#### WORK TO BE COMPLETED:
Copy out the lines below that hold the word "this".
== PROVIDED RECORDS
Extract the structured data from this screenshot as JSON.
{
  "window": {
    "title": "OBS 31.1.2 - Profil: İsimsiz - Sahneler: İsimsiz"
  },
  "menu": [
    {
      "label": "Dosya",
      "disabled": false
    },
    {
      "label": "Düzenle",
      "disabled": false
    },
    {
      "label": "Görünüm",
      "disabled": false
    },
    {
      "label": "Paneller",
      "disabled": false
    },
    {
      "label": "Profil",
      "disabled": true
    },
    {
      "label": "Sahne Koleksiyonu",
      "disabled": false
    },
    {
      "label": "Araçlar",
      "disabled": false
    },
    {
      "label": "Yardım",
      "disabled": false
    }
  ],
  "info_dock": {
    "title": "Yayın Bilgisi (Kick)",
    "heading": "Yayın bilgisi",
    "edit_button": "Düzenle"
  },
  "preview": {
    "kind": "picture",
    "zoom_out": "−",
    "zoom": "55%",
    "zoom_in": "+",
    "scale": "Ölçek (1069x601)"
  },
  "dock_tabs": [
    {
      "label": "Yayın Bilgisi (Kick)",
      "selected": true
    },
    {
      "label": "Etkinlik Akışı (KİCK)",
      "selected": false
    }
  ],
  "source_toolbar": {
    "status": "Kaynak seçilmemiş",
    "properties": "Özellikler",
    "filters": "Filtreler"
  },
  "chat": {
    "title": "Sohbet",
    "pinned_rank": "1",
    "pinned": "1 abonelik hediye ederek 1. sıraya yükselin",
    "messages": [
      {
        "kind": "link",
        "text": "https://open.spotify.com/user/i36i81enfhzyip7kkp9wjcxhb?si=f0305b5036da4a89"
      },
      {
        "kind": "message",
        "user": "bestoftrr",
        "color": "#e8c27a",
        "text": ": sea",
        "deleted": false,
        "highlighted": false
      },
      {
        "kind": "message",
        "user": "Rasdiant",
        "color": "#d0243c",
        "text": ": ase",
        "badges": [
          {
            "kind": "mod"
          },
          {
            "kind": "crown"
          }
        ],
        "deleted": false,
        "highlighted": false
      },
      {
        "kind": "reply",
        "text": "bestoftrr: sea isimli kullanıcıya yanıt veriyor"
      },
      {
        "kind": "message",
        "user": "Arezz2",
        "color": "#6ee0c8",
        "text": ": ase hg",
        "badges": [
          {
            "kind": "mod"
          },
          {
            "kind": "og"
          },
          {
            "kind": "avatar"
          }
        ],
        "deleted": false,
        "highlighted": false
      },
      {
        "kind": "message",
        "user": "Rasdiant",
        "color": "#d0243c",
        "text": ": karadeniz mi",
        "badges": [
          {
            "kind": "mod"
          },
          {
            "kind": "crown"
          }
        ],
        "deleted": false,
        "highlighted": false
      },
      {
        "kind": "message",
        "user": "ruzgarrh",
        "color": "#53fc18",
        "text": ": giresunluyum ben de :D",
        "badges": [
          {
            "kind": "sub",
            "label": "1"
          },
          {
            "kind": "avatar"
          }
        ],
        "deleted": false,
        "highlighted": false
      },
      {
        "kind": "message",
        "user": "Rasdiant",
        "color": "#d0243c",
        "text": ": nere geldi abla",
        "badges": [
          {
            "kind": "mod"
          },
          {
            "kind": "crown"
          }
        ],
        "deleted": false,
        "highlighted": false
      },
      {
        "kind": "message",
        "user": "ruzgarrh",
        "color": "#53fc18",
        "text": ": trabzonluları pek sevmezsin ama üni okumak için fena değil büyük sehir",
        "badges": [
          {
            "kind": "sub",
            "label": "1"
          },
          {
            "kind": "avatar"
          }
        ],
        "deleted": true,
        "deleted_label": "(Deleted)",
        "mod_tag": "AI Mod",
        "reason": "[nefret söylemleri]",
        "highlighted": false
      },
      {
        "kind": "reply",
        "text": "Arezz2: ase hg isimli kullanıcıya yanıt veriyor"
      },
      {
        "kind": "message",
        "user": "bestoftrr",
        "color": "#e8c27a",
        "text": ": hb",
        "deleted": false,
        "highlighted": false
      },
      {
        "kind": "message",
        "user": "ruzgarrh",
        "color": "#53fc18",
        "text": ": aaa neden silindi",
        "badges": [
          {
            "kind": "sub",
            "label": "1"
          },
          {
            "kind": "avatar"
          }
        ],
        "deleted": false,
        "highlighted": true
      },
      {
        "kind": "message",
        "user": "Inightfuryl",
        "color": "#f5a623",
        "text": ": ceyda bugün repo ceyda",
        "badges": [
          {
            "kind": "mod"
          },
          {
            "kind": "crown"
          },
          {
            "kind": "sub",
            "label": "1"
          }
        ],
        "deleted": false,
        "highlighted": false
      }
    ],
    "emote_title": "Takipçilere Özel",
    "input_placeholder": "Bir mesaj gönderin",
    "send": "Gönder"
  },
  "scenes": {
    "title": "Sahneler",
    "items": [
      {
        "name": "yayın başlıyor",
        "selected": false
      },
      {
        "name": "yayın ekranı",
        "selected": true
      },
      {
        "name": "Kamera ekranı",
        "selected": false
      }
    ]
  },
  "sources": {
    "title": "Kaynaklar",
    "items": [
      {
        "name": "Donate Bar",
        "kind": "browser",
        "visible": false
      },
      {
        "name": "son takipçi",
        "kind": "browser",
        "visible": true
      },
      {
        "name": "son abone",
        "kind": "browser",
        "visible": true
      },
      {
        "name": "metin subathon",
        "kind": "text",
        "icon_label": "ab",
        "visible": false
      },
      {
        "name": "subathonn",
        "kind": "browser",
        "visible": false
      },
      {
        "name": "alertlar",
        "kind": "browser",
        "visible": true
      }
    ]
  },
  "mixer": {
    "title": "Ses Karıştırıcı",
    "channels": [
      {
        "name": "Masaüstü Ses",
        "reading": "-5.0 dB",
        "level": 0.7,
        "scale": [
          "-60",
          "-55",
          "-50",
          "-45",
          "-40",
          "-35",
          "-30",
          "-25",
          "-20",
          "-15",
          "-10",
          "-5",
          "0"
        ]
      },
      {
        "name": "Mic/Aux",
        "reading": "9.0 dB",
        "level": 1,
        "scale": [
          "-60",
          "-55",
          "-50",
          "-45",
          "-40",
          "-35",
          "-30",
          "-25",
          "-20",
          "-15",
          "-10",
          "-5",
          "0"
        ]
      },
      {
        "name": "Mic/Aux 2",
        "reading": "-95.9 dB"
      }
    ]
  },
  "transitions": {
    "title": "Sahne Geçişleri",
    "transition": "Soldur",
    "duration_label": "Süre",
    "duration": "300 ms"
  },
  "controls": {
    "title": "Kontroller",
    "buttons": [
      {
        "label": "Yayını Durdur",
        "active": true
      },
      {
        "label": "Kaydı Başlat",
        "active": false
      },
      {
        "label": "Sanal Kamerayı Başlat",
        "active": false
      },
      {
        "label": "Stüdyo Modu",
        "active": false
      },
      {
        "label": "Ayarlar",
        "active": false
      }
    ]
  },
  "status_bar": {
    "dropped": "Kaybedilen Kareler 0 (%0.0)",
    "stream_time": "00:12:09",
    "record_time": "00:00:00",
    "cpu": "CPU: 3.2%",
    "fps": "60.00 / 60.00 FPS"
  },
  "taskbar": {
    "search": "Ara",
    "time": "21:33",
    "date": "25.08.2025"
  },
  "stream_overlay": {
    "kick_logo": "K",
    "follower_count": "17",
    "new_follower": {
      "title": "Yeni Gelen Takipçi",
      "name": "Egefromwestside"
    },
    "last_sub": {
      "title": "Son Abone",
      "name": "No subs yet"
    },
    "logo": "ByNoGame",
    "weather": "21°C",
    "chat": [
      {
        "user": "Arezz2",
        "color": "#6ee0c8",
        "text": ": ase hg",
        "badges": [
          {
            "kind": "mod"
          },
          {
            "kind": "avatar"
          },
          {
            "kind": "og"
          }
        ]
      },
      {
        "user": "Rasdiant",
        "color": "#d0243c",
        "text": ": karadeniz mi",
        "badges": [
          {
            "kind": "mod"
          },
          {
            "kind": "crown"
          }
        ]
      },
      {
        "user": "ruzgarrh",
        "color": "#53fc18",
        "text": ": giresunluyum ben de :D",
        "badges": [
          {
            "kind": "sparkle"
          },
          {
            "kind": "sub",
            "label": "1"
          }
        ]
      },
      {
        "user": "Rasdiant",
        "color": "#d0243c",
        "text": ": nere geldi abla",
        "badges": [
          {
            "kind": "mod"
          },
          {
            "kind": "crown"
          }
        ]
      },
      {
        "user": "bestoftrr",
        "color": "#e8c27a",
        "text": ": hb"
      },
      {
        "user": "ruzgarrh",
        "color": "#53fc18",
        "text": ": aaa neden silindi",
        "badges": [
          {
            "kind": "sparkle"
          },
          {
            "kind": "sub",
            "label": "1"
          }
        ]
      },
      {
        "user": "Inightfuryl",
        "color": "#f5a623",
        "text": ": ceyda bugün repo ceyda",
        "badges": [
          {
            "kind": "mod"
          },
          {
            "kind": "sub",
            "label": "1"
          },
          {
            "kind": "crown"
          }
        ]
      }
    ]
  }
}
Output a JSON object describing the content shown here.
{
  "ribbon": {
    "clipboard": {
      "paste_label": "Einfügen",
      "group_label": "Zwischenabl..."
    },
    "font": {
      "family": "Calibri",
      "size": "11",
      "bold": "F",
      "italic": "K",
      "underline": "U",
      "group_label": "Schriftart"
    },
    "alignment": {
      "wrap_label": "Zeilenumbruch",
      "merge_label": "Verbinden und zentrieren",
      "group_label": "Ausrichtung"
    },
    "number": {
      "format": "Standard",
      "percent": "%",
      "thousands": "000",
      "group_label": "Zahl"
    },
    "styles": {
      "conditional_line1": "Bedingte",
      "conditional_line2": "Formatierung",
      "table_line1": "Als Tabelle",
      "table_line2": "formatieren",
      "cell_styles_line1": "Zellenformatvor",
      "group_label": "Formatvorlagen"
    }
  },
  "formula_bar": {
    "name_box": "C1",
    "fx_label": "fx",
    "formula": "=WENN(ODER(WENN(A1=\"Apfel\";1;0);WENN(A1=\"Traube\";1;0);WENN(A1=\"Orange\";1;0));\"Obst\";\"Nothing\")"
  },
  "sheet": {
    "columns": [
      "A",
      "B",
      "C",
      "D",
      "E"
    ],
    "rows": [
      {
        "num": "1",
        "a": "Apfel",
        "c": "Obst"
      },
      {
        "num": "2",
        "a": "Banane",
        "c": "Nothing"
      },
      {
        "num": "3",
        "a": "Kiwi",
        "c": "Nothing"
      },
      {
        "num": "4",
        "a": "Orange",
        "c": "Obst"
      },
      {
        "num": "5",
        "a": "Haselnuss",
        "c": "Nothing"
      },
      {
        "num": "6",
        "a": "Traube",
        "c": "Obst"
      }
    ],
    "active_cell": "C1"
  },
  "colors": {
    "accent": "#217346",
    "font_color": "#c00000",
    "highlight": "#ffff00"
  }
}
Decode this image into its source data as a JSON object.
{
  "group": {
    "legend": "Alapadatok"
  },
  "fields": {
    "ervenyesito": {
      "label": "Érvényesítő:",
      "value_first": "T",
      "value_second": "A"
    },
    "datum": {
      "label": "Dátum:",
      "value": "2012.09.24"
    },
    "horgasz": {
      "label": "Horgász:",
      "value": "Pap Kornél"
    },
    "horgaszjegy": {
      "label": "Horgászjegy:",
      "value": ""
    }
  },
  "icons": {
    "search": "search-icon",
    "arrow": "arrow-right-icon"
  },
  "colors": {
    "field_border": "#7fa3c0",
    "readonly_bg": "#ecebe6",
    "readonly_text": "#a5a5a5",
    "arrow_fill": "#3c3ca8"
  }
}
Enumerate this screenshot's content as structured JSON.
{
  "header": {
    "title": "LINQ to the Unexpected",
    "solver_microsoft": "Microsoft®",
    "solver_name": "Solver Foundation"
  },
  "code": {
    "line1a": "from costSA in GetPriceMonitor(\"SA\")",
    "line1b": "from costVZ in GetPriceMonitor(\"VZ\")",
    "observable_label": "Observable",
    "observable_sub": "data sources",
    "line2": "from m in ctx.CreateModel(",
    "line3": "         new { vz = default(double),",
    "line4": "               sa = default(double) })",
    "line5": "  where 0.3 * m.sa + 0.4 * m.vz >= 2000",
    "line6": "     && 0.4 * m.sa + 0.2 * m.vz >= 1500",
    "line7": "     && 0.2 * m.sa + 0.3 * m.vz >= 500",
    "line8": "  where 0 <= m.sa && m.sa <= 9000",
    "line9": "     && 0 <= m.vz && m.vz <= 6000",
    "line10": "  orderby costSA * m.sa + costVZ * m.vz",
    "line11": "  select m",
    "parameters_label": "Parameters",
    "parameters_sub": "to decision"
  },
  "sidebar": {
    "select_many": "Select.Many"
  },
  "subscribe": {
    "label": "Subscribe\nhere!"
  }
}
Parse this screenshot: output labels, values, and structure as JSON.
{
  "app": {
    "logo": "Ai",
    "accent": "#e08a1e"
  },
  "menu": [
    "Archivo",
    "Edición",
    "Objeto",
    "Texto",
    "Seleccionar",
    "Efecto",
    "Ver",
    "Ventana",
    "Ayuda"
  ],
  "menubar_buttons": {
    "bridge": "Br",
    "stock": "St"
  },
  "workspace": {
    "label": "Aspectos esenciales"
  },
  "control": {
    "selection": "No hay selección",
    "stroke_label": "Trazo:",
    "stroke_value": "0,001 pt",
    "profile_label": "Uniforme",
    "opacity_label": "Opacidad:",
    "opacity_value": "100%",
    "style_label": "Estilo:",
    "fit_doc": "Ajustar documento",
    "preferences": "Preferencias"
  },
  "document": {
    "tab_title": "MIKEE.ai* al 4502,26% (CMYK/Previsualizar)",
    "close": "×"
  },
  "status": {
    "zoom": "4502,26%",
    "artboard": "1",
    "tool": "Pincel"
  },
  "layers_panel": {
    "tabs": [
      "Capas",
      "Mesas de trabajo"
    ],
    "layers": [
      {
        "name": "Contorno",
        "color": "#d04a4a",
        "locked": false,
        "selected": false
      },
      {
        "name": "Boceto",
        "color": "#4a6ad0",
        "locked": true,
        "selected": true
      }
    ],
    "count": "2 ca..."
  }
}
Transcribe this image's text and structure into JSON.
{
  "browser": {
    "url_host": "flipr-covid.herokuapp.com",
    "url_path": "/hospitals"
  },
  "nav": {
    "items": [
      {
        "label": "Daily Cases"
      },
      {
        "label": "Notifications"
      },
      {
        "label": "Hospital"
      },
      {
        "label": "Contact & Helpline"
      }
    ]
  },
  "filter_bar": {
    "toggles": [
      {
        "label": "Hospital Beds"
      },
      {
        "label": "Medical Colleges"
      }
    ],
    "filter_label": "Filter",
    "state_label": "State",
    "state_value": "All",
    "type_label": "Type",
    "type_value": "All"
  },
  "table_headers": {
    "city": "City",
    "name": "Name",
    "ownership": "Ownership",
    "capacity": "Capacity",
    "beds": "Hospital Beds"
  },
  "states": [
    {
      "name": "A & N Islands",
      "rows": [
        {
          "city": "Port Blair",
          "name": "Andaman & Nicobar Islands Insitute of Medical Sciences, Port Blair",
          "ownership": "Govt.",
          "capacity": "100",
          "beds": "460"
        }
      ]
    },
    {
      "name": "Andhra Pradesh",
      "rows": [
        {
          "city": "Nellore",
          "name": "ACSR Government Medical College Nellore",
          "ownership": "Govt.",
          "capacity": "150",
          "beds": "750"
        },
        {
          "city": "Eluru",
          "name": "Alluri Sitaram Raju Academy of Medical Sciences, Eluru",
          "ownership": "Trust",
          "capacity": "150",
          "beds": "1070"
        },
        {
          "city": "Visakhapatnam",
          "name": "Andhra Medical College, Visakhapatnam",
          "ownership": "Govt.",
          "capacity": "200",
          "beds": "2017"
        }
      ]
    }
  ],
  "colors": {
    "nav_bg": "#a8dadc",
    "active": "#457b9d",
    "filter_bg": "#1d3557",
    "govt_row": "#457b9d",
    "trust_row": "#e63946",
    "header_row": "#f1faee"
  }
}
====
#### EXERCISE RESULT:
Extract the structured data from this screenshot as JSON.
Decode this image into its source data as a JSON object.
Enumerate this screenshot's content as structured JSON.
Parse this screenshot: output labels, values, and structure as JSON.
Transcribe this image's text and structure into JSON.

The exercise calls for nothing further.